Records drawn from a dataset:
===============

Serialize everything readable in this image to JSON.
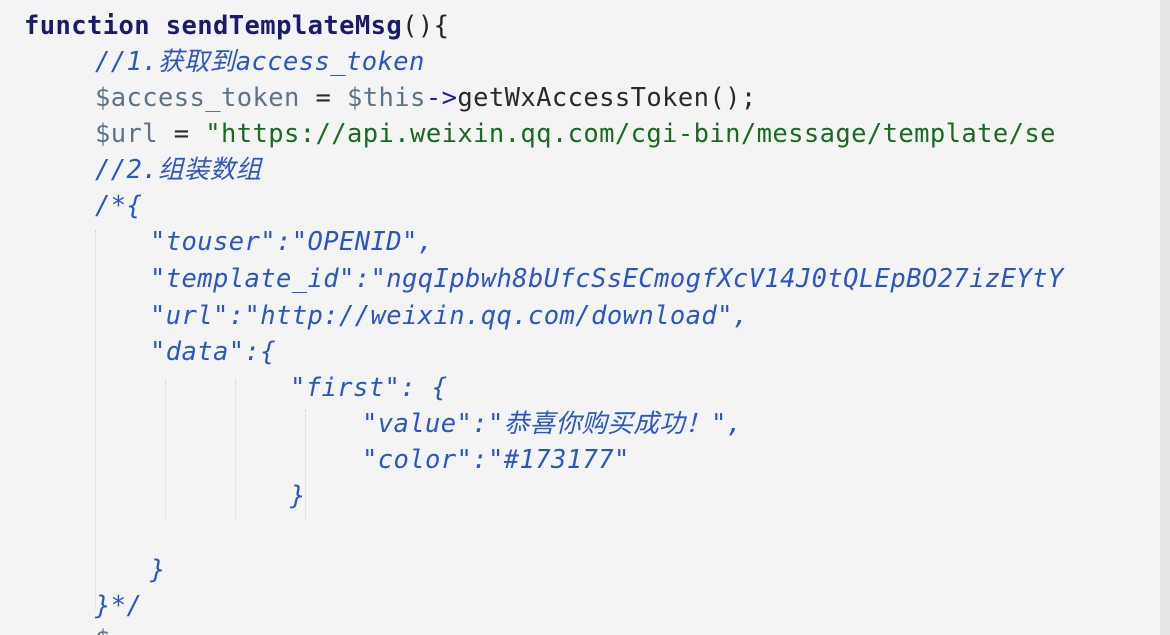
{
  "code": {
    "line1": {
      "kw": "function",
      "name": "sendTemplateMsg",
      "punc": "(){"
    },
    "line2": {
      "comment": "//1.获取到access_token"
    },
    "line3": {
      "var1": "$access_token",
      "eq": " = ",
      "var2": "$this",
      "arrow": "->",
      "call": "getWxAccessToken();"
    },
    "line4": {
      "var": "$url",
      "eq": " = ",
      "str": "\"https://api.weixin.qq.com/cgi-bin/message/template/se"
    },
    "line5": {
      "comment": "//2.组装数组"
    },
    "line6": {
      "comment": "/*{"
    },
    "line7": {
      "comment": "\"touser\":\"OPENID\","
    },
    "line8": {
      "comment": "\"template_id\":\"ngqIpbwh8bUfcSsECmogfXcV14J0tQLEpBO27izEYtY"
    },
    "line9": {
      "comment": "\"url\":\"http://weixin.qq.com/download\","
    },
    "line10": {
      "comment": "\"data\":{"
    },
    "line11": {
      "comment": "\"first\": {"
    },
    "line12": {
      "comment": "\"value\":\"恭喜你购买成功！\","
    },
    "line13": {
      "comment": "\"color\":\"#173177\""
    },
    "line14": {
      "comment": "}"
    },
    "line15": {
      "comment": "}"
    },
    "line16": {
      "comment": "}*/"
    },
    "line17": {
      "partial": "$"
    }
  }
}
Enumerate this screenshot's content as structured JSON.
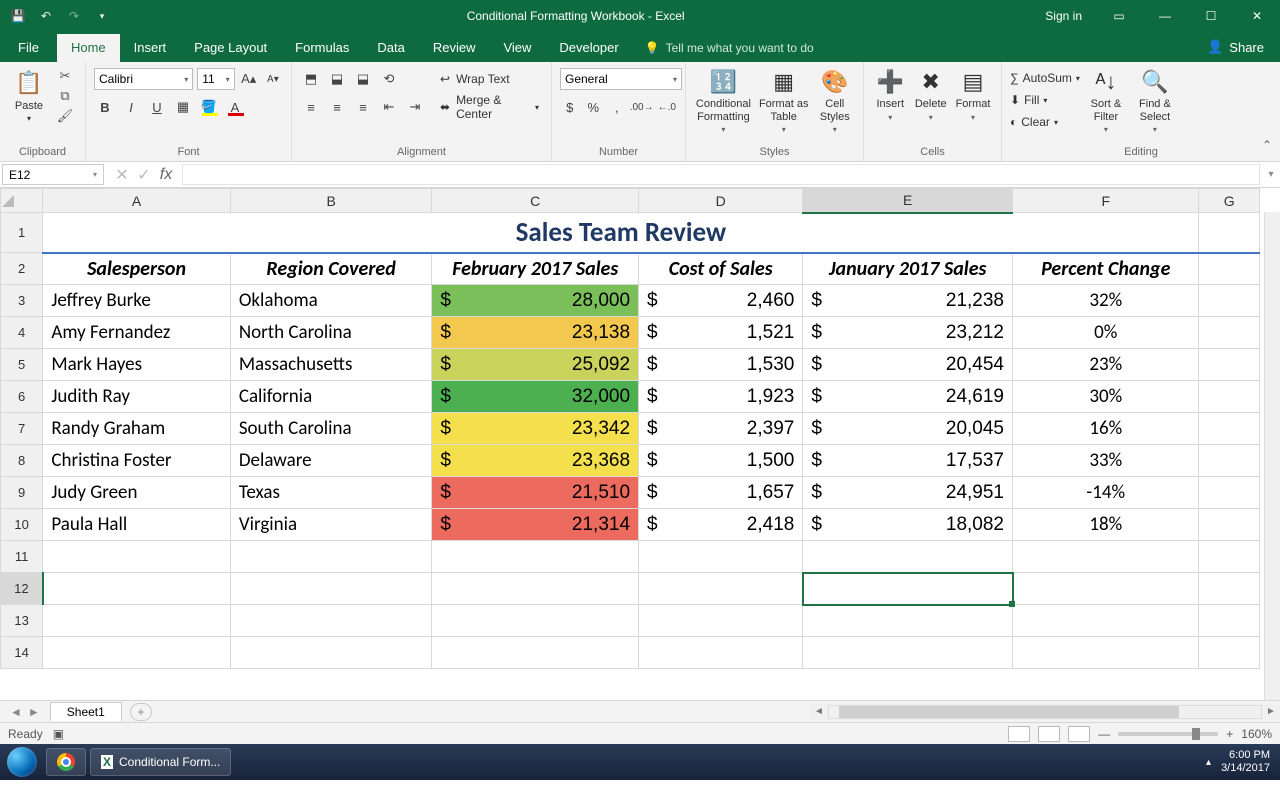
{
  "app": {
    "title": "Conditional Formatting Workbook  -  Excel",
    "signin": "Sign in"
  },
  "tabs": {
    "file": "File",
    "home": "Home",
    "insert": "Insert",
    "pagelayout": "Page Layout",
    "formulas": "Formulas",
    "data": "Data",
    "review": "Review",
    "view": "View",
    "developer": "Developer",
    "tellme": "Tell me what you want to do",
    "share": "Share"
  },
  "ribbon": {
    "clipboard": {
      "label": "Clipboard",
      "paste": "Paste"
    },
    "font": {
      "label": "Font",
      "name": "Calibri",
      "size": "11"
    },
    "alignment": {
      "label": "Alignment",
      "wrap": "Wrap Text",
      "merge": "Merge & Center"
    },
    "number": {
      "label": "Number",
      "format": "General"
    },
    "styles": {
      "label": "Styles",
      "cond": "Conditional Formatting",
      "table": "Format as Table",
      "cell": "Cell Styles"
    },
    "cells": {
      "label": "Cells",
      "insert": "Insert",
      "delete": "Delete",
      "format": "Format"
    },
    "editing": {
      "label": "Editing",
      "autosum": "AutoSum",
      "fill": "Fill",
      "clear": "Clear",
      "sort": "Sort & Filter",
      "find": "Find & Select"
    }
  },
  "formula_bar": {
    "cell_ref": "E12",
    "formula": ""
  },
  "columns": [
    "A",
    "B",
    "C",
    "D",
    "E",
    "F",
    "G"
  ],
  "rows": [
    "1",
    "2",
    "3",
    "4",
    "5",
    "6",
    "7",
    "8",
    "9",
    "10",
    "11",
    "12",
    "13",
    "14"
  ],
  "selected_cell": "E12",
  "sheet": {
    "title": "Sales Team Review",
    "headers": {
      "A": "Salesperson",
      "B": "Region Covered",
      "C": "February 2017 Sales",
      "D": "Cost of Sales",
      "E": "January 2017 Sales",
      "F": "Percent Change"
    },
    "data": [
      {
        "sp": "Jeffrey Burke",
        "rg": "Oklahoma",
        "feb": "28,000",
        "cost": "2,460",
        "jan": "21,238",
        "pct": "32%",
        "cf": "#7bbf5a"
      },
      {
        "sp": "Amy Fernandez",
        "rg": "North Carolina",
        "feb": "23,138",
        "cost": "1,521",
        "jan": "23,212",
        "pct": "0%",
        "cf": "#f3c84e"
      },
      {
        "sp": "Mark Hayes",
        "rg": "Massachusetts",
        "feb": "25,092",
        "cost": "1,530",
        "jan": "20,454",
        "pct": "23%",
        "cf": "#c9d25a"
      },
      {
        "sp": "Judith Ray",
        "rg": "California",
        "feb": "32,000",
        "cost": "1,923",
        "jan": "24,619",
        "pct": "30%",
        "cf": "#4caf50"
      },
      {
        "sp": "Randy Graham",
        "rg": "South Carolina",
        "feb": "23,342",
        "cost": "2,397",
        "jan": "20,045",
        "pct": "16%",
        "cf": "#f4e04d"
      },
      {
        "sp": "Christina Foster",
        "rg": "Delaware",
        "feb": "23,368",
        "cost": "1,500",
        "jan": "17,537",
        "pct": "33%",
        "cf": "#f4e04d"
      },
      {
        "sp": "Judy Green",
        "rg": "Texas",
        "feb": "21,510",
        "cost": "1,657",
        "jan": "24,951",
        "pct": "-14%",
        "cf": "#ec6a5e"
      },
      {
        "sp": "Paula Hall",
        "rg": "Virginia",
        "feb": "21,314",
        "cost": "2,418",
        "jan": "18,082",
        "pct": "18%",
        "cf": "#ec6a5e"
      }
    ]
  },
  "chart_data": {
    "type": "table",
    "title": "Sales Team Review",
    "columns": [
      "Salesperson",
      "Region Covered",
      "February 2017 Sales",
      "Cost of Sales",
      "January 2017 Sales",
      "Percent Change"
    ],
    "rows": [
      [
        "Jeffrey Burke",
        "Oklahoma",
        28000,
        2460,
        21238,
        0.32
      ],
      [
        "Amy Fernandez",
        "North Carolina",
        23138,
        1521,
        23212,
        0.0
      ],
      [
        "Mark Hayes",
        "Massachusetts",
        25092,
        1530,
        20454,
        0.23
      ],
      [
        "Judith Ray",
        "California",
        32000,
        1923,
        24619,
        0.3
      ],
      [
        "Randy Graham",
        "South Carolina",
        23342,
        2397,
        20045,
        0.16
      ],
      [
        "Christina Foster",
        "Delaware",
        23368,
        1500,
        17537,
        0.33
      ],
      [
        "Judy Green",
        "Texas",
        21510,
        1657,
        24951,
        -0.14
      ],
      [
        "Paula Hall",
        "Virginia",
        21314,
        2418,
        18082,
        0.18
      ]
    ]
  },
  "sheet_tabs": {
    "active": "Sheet1"
  },
  "status": {
    "ready": "Ready",
    "zoom": "160%"
  },
  "taskbar": {
    "app": "Conditional Form...",
    "time": "6:00 PM",
    "date": "3/14/2017"
  }
}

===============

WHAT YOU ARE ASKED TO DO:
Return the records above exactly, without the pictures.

FINISHED TASK:
Serialize everything readable in this image to JSON.
{
  "code": {
    "line1": {
      "kw": "function",
      "name": "sendTemplateMsg",
      "punc": "(){"
    },
    "line2": {
      "comment": "//1.获取到access_token"
    },
    "line3": {
      "var1": "$access_token",
      "eq": " = ",
      "var2": "$this",
      "arrow": "->",
      "call": "getWxAccessToken();"
    },
    "line4": {
      "var": "$url",
      "eq": " = ",
      "str": "\"https://api.weixin.qq.com/cgi-bin/message/template/se"
    },
    "line5": {
      "comment": "//2.组装数组"
    },
    "line6": {
      "comment": "/*{"
    },
    "line7": {
      "comment": "\"touser\":\"OPENID\","
    },
    "line8": {
      "comment": "\"template_id\":\"ngqIpbwh8bUfcSsECmogfXcV14J0tQLEpBO27izEYtY"
    },
    "line9": {
      "comment": "\"url\":\"http://weixin.qq.com/download\","
    },
    "line10": {
      "comment": "\"data\":{"
    },
    "line11": {
      "comment": "\"first\": {"
    },
    "line12": {
      "comment": "\"value\":\"恭喜你购买成功！\","
    },
    "line13": {
      "comment": "\"color\":\"#173177\""
    },
    "line14": {
      "comment": "}"
    },
    "line15": {
      "comment": "}"
    },
    "line16": {
      "comment": "}*/"
    },
    "line17": {
      "partial": "$"
    }
  }
}
Enumerate this screenshot's content as structured JSON.
{
  "app": {
    "title": "Conditional Formatting Workbook  -  Excel",
    "signin": "Sign in"
  },
  "tabs": {
    "file": "File",
    "home": "Home",
    "insert": "Insert",
    "pagelayout": "Page Layout",
    "formulas": "Formulas",
    "data": "Data",
    "review": "Review",
    "view": "View",
    "developer": "Developer",
    "tellme": "Tell me what you want to do",
    "share": "Share"
  },
  "ribbon": {
    "clipboard": {
      "label": "Clipboard",
      "paste": "Paste"
    },
    "font": {
      "label": "Font",
      "name": "Calibri",
      "size": "11"
    },
    "alignment": {
      "label": "Alignment",
      "wrap": "Wrap Text",
      "merge": "Merge & Center"
    },
    "number": {
      "label": "Number",
      "format": "General"
    },
    "styles": {
      "label": "Styles",
      "cond": "Conditional Formatting",
      "table": "Format as Table",
      "cell": "Cell Styles"
    },
    "cells": {
      "label": "Cells",
      "insert": "Insert",
      "delete": "Delete",
      "format": "Format"
    },
    "editing": {
      "label": "Editing",
      "autosum": "AutoSum",
      "fill": "Fill",
      "clear": "Clear",
      "sort": "Sort & Filter",
      "find": "Find & Select"
    }
  },
  "formula_bar": {
    "cell_ref": "E12",
    "formula": ""
  },
  "columns": [
    "A",
    "B",
    "C",
    "D",
    "E",
    "F",
    "G"
  ],
  "rows": [
    "1",
    "2",
    "3",
    "4",
    "5",
    "6",
    "7",
    "8",
    "9",
    "10",
    "11",
    "12",
    "13",
    "14"
  ],
  "selected_cell": "E12",
  "sheet": {
    "title": "Sales Team Review",
    "headers": {
      "A": "Salesperson",
      "B": "Region Covered",
      "C": "February 2017 Sales",
      "D": "Cost of Sales",
      "E": "January 2017 Sales",
      "F": "Percent Change"
    },
    "data": [
      {
        "sp": "Jeffrey Burke",
        "rg": "Oklahoma",
        "feb": "28,000",
        "cost": "2,460",
        "jan": "21,238",
        "pct": "32%",
        "cf": "#7bbf5a"
      },
      {
        "sp": "Amy Fernandez",
        "rg": "North Carolina",
        "feb": "23,138",
        "cost": "1,521",
        "jan": "23,212",
        "pct": "0%",
        "cf": "#f3c84e"
      },
      {
        "sp": "Mark Hayes",
        "rg": "Massachusetts",
        "feb": "25,092",
        "cost": "1,530",
        "jan": "20,454",
        "pct": "23%",
        "cf": "#c9d25a"
      },
      {
        "sp": "Judith Ray",
        "rg": "California",
        "feb": "32,000",
        "cost": "1,923",
        "jan": "24,619",
        "pct": "30%",
        "cf": "#4caf50"
      },
      {
        "sp": "Randy Graham",
        "rg": "South Carolina",
        "feb": "23,342",
        "cost": "2,397",
        "jan": "20,045",
        "pct": "16%",
        "cf": "#f4e04d"
      },
      {
        "sp": "Christina Foster",
        "rg": "Delaware",
        "feb": "23,368",
        "cost": "1,500",
        "jan": "17,537",
        "pct": "33%",
        "cf": "#f4e04d"
      },
      {
        "sp": "Judy Green",
        "rg": "Texas",
        "feb": "21,510",
        "cost": "1,657",
        "jan": "24,951",
        "pct": "-14%",
        "cf": "#ec6a5e"
      },
      {
        "sp": "Paula Hall",
        "rg": "Virginia",
        "feb": "21,314",
        "cost": "2,418",
        "jan": "18,082",
        "pct": "18%",
        "cf": "#ec6a5e"
      }
    ]
  },
  "chart_data": {
    "type": "table",
    "title": "Sales Team Review",
    "columns": [
      "Salesperson",
      "Region Covered",
      "February 2017 Sales",
      "Cost of Sales",
      "January 2017 Sales",
      "Percent Change"
    ],
    "rows": [
      [
        "Jeffrey Burke",
        "Oklahoma",
        28000,
        2460,
        21238,
        0.32
      ],
      [
        "Amy Fernandez",
        "North Carolina",
        23138,
        1521,
        23212,
        0.0
      ],
      [
        "Mark Hayes",
        "Massachusetts",
        25092,
        1530,
        20454,
        0.23
      ],
      [
        "Judith Ray",
        "California",
        32000,
        1923,
        24619,
        0.3
      ],
      [
        "Randy Graham",
        "South Carolina",
        23342,
        2397,
        20045,
        0.16
      ],
      [
        "Christina Foster",
        "Delaware",
        23368,
        1500,
        17537,
        0.33
      ],
      [
        "Judy Green",
        "Texas",
        21510,
        1657,
        24951,
        -0.14
      ],
      [
        "Paula Hall",
        "Virginia",
        21314,
        2418,
        18082,
        0.18
      ]
    ]
  },
  "sheet_tabs": {
    "active": "Sheet1"
  },
  "status": {
    "ready": "Ready",
    "zoom": "160%"
  },
  "taskbar": {
    "app": "Conditional Form...",
    "time": "6:00 PM",
    "date": "3/14/2017"
  }
}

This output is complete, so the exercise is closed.